by Bernard R. DeRemer
Charles Simeon (1759-1836) pastored Holy Trinity Church, Cambridge, England for 54 years.
Through much of his ministry, he faced "constant opposition, persecution, and harassment." However, he highly regarded his calling and determined to do his best to be faithful.
Born at Reading, England, he grew up in a wealthy family, accustomed to affluence. He entered King's College, Cambridge, in 1779, where he was not an outstanding student; he always managed "to enjoy a good time."
Through his young adulthood, he fasted, prayed, and read religious books, but only as external religion; he remained unconverted. Finally, he came under conviction and at last found the full assurance of salvation one Easter Sunday morning. Then he "attended chapel, shared in the communion service, and felt a nearness to the Savior."
Quick to share his newfound faith, he attempted to witness to his family on numerous occasions despite their resistance. He kept growing and living faithfully. In fact, his evangelical zeal made him enemies-he still had much to learn about humility and service.
Simeon was appointed minister at Holy Trinity Church in 1783, in spite of opposition from those who did not appreciate his passion and doctrine. The church building would hold about 900, but early in his ministry, most members stayed home in protest. It was indeed a difficult time.
He took his ordination vows seriously and did all in his power to be faithful. One of his assistants was Henry Martyn, who later became one of the first missionaries to India.
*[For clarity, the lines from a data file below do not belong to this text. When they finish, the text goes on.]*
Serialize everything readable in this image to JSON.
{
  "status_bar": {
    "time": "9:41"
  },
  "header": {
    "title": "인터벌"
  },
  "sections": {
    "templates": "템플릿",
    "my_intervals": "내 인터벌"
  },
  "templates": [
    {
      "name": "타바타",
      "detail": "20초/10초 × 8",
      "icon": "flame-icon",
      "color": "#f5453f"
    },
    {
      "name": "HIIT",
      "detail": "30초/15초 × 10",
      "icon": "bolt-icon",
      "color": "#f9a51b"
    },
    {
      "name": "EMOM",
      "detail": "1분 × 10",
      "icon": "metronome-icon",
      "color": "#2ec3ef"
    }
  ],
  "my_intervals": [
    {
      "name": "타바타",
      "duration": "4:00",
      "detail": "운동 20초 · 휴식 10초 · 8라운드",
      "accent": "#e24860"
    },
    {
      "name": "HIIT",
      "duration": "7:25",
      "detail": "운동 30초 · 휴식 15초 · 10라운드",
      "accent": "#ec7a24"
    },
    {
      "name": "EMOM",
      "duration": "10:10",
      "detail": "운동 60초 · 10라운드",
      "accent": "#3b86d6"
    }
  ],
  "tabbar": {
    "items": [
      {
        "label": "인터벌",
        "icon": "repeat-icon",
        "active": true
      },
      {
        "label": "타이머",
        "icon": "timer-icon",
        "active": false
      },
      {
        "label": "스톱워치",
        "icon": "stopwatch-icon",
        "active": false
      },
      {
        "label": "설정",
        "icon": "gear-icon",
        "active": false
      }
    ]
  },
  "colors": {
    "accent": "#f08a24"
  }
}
God blessed Simeon's ministry and the church soon began to prosper. He rose at 4 a.m. each day to devote hours to prayer and Bible study. He said, "My endeavor is to bring out of Scripture what is there and not to trust in what I think may be there."
In Simeon's day, the great doctrinal controversy centered around John Wesley, an Arminian, and George Whitefield, a Calvinist. Simeon met with Wesley in 1784. After a long and friendly discussion, Simeon concluded that "instead of searching out terms and phrases to be a ground of contention between us, we will cordially unite in those wherein we agree."
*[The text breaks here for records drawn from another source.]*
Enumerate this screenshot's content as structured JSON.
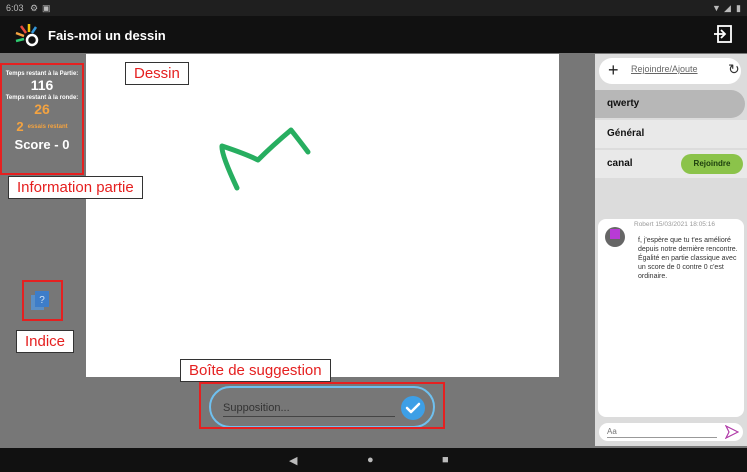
{
  "status_bar": {
    "time": "6:03"
  },
  "app_bar": {
    "title": "Fais-moi un dessin"
  },
  "game_info": {
    "time_left_game_label": "Temps restant à la Partie:",
    "time_left_game_value": "116",
    "time_left_round_label": "Temps restant à la ronde:",
    "time_left_round_value": "26",
    "tries_count": "2",
    "tries_label": "essais restant",
    "score": "Score - 0"
  },
  "chat_panel": {
    "channel_search_placeholder": "Rejoindre/Ajoute",
    "channels": [
      {
        "name": "qwerty",
        "active": true
      },
      {
        "name": "Général",
        "active": false
      },
      {
        "name": "canal",
        "active": false,
        "join_label": "Rejoindre"
      }
    ],
    "message": {
      "meta": "Robert 15/03/2021 18:05:16",
      "text": "f, j'espère que tu t'es amélioré depuis notre dernière rencontre. Égalité en partie classique avec un score de 0 contre 0 c'est ordinaire."
    },
    "input_placeholder": "Aa"
  },
  "guess_box": {
    "placeholder": "Supposition..."
  },
  "annotations": {
    "dessin": "Dessin",
    "info": "Information partie",
    "indice": "Indice",
    "suggestion": "Boîte de suggestion"
  },
  "colors": {
    "accent": "#3d9fe6",
    "join": "#8bc34a",
    "annotation": "#e52020",
    "drawing_stroke": "#27ae60"
  }
}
Always burdened to help others preach the Word, Simeon published a book of 100 "skeletons" of expository sermons. Later this was increased to 500 outlines. Eventually his little book of sermon skeletons grew into a large set of books containing 2,536 outlines covering the entire Bible. Critics called them a valley of dry bones, but Spurgeon recommended them: "Be a prophet and they will live!"
As he grew in grace and his ministry, Simeon had to battle his aristocratic nature and learn love and humility. "In his early years he was demanding and autocratic, but the Holy Spirit prevailed and he learned to minister in love."
Simeon appointed Evangelicals assigned to the various churches and used his wealth to "buy up" benefices and give them to qualified men. In those days in the Anglican Church, the place and ministry of various churches were actually owned by wealthy patrons and the right to appoint the pastor could actually be purchased. Simeon set up a patronage trust to oversee this special ministry, and as a result, godly Evangelicals were put into many churches, much to the regret of the opposition.
Simeon traveled widely in Great Britain, preaching wherever doors were opened. He was burdened for missions and helped found the Church Missionary Society. He was also burdened for the Jews and founded a chapel in Amsterdam for witness to Jews there.
He died honored and full of days. The town closed all its shops for his funeral, and the university cancelled all lectures. Nearly 2,000 attended, paying tribute to a man who remained true to a difficult ministry for 54 years. The "aristocrat in the pulpit" was truly an ambassador from God.
Victorious Christians You Should Know, by Warren W. Wiersbe; excerpts used by permission.
Bernard R. DeRemer has chronicled the lives of dozens of God's choice leaders,
across recent centuries, in more than a decade of writing for Pulpit Helps.